HC Deb 25 October 1983 vol 47 cc134-6
14. Mr. Hardy

asked the Secretary of State for Education and Science if he has now studied Her Majesty's inspectorates' report on standards in schools.

15. Mr. Haselhurst

asked the Secretary of State for Education and Science what representations he has received following the publication of Her Majesty's inspectorates' annual report on education expenditure for 1982.

Sir Keith Joseph

I have studied carefully Her Majesty's Inspectorate's report on the effects of local authority expenditure policies on the education service in 1982 and have received a small number of representations specifically about it.

Mr. Hardy

Does the Secretary of State accept that the public, having a proper and substantial interest in education, are entitled not only to be fully informed about this important report, but to be assured that the matter will be considered properly? Will the right hon. Gentleman do his best to make sure that there is a debate on the matter so that the Government and, perhaps, Conservative education authorities can respond to the charge that they are a pernicious influence on our young people and the state sector of education?

Sir Keith Joseph

I agree that the public should be informed, but it was my right hon. and learned Friend the Member for Warrington, South (Mr. Carlisle), who was my predecessor—not any member of the Opposition— who decided to publish the report. I have followed his example. The Opposition have plenty of opportunities to choose that subject for a debate if they wish.

Mr. Haselhurst

I acknowledge that the overall figures on expenditure per pupil and pupil-teacher ratios are good, but what action does my right hon. Friend hope will be taken to remedy some of the specific deficiencies identified by Her Majesty's inspectors?

Sir Keith Joseph

In general, the remedying of individual deficiencies identified in the report is for the local education authorities.

Mr. Alton

Given the Secretary of State's belief in parental choice and that Her Majesty's inspectors found no appreciable difference between the standards of education in co-educational schools and single sex schools, what is the Secretary of State's view on local education authorities which propose to remove totally the single sex option?

Sir Keith Joseph

The hon. Gentleman tempts me, but as I have a quasi-judicial function in relation to proposals by local education authorities, and as I suspect that his question conceals a local dilemma, I must reserve my position.

Mr. McQuarrie

Is my right hon. Friend aware that before Her Majesty's inspectors report on standards in schools is sent to him, a draft is prepared by the headmasters and directors of education for the schools concerned? [Interruption.] Therefore, does he believe that the report submitted to him is unbiased?

Mr. Speaker

Order. Before the Secretary of State replies, may I ask for silence? This is an important Question Time and there is much noise.

Sir Keith Joseph

No doubt Her Majesty's inspectors ask for factual information before they visit schools, but there is no question of bias.
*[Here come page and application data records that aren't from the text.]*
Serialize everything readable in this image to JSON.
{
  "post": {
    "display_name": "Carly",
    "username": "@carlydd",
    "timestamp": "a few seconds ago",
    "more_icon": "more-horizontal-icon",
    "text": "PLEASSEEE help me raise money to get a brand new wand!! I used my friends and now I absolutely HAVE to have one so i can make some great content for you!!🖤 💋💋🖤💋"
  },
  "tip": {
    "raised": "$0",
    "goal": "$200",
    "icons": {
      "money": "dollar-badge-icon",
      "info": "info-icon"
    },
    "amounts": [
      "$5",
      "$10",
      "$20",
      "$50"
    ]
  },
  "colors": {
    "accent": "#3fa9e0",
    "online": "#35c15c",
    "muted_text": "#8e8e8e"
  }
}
Mrs. Beckett

Will the Secretary of State take this opportunity to dissociate himself from the moves to reintroduce the process of selection, which has already failed the nation once? Does he agree that that selection process has a great deal more to do with saving money by not educating the nation's children properly than it ever had to do with educational standards?

Sir Keith Joseph

I am not sure how that issue arises on this question, but I shall certainly not dissociate myself from any initiative or proposal that a duly elected local education authority decides, in its own wisdom, to propose to me. I have to take account of the arguments for and the objections to any such proposal or initiative. I shall continue to do that and judge on the merits of the case as it affects children.

Forward to